T. Keith Gurnee was an urban planner for four decades, working in California communities up and down the coast.

Gurnee, originally from Atherton,  wanted to be an architect when he started college at Cal Poly in the 1960s. He quickly felt he could have a greater impact on a community by becoming an urban planner. His projects helped re-design the waterfronts of Pismo Beach, Morro Bay and Avila Beach.

Now, in a busy retirement, he’s become a board member of Livable California, a statewide grassroots, slow-growth movement fighting for local local control over development decisions. Gurnee writes position papers and lobbies lawmakers to protect the rights of cities in the midst of the housing crisis.

To pro-growth and housing advocacy groups, Livable California is the embodiment of statewide NIMBY-ism. For Gurnee, the fight is over the self-determination of cities.

This interview has been lightly edited for clarity and length.

Q: How did you get involved with Livable California?

A: The state started talking about taking over zoning and imposing a top-down, one size fits all to planning for future growth in every city in California. I really felt that was a huge overreach, and very deleterious to the diversity of communities in California to try to impose one size fits all on cities that are very different from each other.

That really concerned me. I was invited to the (four-member) board in May 2018. I do a lot of the writing of letters and expressing concerns about state legislation and what the unintended consequences could be.
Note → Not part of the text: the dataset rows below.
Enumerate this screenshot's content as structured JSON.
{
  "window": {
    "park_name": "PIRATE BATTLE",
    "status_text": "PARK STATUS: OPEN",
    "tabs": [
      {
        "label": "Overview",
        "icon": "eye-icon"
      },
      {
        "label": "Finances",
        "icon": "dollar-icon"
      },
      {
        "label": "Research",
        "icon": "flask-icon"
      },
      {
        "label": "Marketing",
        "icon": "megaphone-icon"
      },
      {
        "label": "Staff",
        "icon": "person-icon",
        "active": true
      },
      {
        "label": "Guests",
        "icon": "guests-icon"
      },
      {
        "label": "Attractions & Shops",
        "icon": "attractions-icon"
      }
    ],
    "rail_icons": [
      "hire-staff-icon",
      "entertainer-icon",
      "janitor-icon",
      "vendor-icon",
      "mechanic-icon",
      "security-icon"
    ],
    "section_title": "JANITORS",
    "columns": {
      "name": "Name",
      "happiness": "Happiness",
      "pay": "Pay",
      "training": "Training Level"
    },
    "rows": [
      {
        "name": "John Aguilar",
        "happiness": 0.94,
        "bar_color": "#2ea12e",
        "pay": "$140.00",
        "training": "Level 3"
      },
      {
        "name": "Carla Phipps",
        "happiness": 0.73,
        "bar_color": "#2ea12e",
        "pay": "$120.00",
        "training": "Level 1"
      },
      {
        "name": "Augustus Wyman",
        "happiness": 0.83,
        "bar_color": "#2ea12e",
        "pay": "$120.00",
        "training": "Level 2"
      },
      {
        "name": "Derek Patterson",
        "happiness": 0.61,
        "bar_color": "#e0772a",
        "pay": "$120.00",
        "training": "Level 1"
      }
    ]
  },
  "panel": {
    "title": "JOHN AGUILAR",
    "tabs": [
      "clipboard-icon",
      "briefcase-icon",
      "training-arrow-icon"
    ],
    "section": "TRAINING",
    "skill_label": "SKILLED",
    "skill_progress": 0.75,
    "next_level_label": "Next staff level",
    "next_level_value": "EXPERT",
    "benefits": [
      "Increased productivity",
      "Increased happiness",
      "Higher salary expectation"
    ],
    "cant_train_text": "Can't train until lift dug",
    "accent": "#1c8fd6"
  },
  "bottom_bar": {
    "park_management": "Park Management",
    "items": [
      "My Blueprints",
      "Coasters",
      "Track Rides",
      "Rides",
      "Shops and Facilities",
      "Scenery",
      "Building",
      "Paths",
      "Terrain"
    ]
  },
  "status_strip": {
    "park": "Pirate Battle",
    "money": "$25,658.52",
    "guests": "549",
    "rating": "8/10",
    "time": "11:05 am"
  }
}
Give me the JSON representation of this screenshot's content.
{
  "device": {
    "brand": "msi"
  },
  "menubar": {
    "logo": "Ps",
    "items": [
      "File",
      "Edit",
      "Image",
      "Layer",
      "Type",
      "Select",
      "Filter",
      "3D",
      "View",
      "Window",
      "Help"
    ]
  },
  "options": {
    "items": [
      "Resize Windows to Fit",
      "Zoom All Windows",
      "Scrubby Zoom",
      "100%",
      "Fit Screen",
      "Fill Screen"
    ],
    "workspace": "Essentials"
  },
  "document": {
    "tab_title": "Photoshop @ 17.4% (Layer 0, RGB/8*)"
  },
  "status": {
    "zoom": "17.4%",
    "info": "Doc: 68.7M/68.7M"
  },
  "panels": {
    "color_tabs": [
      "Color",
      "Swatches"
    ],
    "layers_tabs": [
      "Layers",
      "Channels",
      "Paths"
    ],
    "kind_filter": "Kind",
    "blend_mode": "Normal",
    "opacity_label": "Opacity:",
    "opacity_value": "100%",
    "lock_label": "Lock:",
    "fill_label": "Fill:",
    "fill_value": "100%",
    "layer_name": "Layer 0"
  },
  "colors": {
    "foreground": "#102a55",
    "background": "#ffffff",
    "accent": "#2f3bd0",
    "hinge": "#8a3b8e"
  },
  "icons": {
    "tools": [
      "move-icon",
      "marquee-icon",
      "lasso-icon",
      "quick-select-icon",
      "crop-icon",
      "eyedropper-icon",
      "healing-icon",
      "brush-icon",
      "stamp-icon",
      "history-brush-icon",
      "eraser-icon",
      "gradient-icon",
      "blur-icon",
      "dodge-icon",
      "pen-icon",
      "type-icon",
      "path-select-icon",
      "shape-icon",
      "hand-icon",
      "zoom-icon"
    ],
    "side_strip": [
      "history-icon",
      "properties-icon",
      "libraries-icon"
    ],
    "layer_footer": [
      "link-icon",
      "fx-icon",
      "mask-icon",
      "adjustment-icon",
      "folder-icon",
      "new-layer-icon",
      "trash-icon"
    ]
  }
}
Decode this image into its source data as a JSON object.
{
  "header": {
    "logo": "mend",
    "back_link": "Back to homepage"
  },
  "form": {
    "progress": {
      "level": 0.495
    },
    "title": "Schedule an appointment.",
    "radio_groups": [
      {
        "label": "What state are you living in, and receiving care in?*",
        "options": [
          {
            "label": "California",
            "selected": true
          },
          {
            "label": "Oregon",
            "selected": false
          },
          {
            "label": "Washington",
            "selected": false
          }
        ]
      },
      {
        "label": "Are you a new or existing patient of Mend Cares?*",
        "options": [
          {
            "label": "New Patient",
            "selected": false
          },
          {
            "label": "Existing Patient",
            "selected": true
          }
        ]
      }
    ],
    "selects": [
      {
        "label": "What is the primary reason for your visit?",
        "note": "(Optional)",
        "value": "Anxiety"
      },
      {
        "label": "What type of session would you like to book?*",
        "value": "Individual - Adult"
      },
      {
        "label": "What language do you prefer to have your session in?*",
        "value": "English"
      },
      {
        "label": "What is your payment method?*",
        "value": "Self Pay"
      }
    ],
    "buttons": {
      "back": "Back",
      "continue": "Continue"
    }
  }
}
Q:  What are your concerns about the unintended consequences of the state taking a more active role in zoning decisions?

  Watch live: Bay Area health officers respond to Newsom’s new stay-at-home orders, Dec. 4

A: The state is totally unprepared to accommodate the level of growth that they’re talking about. We live in a drought stricken state.

We  got out of a 5 year drought about a year or two ago. The state has never completed the state water project to have the infrastructure necessary to support that kind of growth. To go ahead and blindly say we need 3.5 million new houses — is absolutely wrong.

The state’s just not prepared. Neither are the cities. Targeting single-family neighborhoods for high density development, when they were designed and developed with infrastructure to support low density — the local infrastructure won’t be able to support that.

The water, sewer, traffic — there’s far better places to be putting higher density development than in the middle of single family homes.

Q: What housing measures concerned you this year in Sacramento?

A: Sacramento has approved, in the last 3 years, 64 housing bills, none of which address the real problem — the lack of affordability. They’re all geared for producing high end market rate housing, and not addressing the need to find a way of giving people who are of less means to be part of the American Dream of owning a home in a safe neighborhood.

The problem is, it requires money. The state’s partly to blame for this crisis and they’re trying to blame to local governments. They’re taking away the self-determination of local governments, which is …read more

Source:: The Mercury News – Entertainment


(Visited 1 times, 1 visits today)

Leave a Reply

Your email address will not be published. Required fields are marked *